The technology of the local Zulu indlu dwelling, which is considered one of the finest examples of African vernacular architecture is adopted and reinterpreted to equip the landscape with a concentration of community activity surrounding play. The Zulu technology consists of three parts; pliant arches, grass rope, and stabilized earth floor. We propose a series of tensioned steel arches of varying shapes formed in place by bending and lashing them with rope. These arches are used to weave the grass rope that forms a canopy/play/rest surface. This surface is woven in varying degrees of density to provide shade or simply create patterns on the ground below to loosely define program areas while also to act as a swing, hammock, or climbing structure.

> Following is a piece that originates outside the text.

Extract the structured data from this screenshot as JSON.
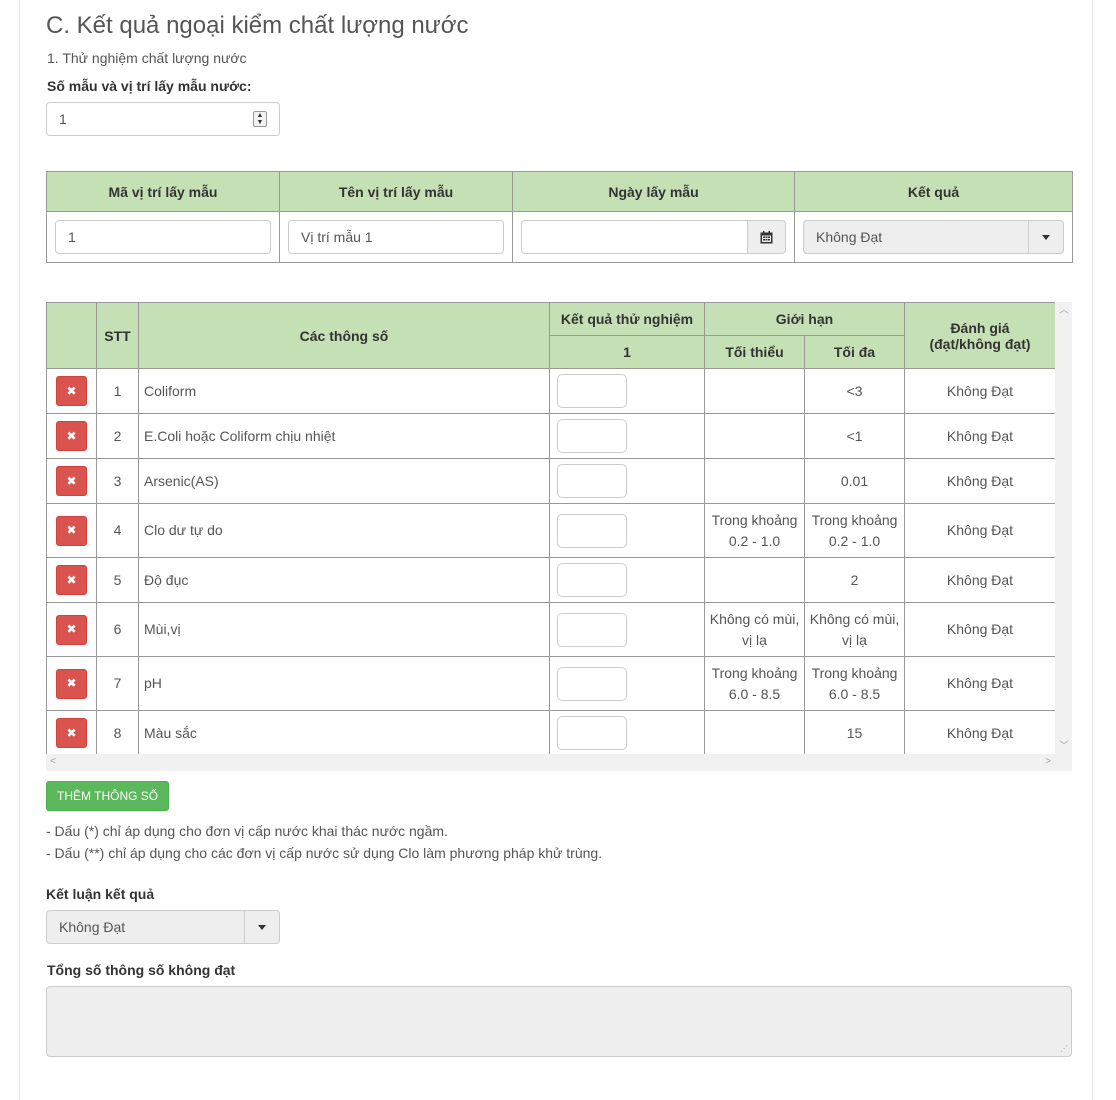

The soild from the grading of the soccer field is used to form the berms, which deforms, amplifies and diminishes the patterns formed from the shadow of the woven rope above while defining fluid areas of activity.
Collaborator: Doug Hecker
Team: credits coming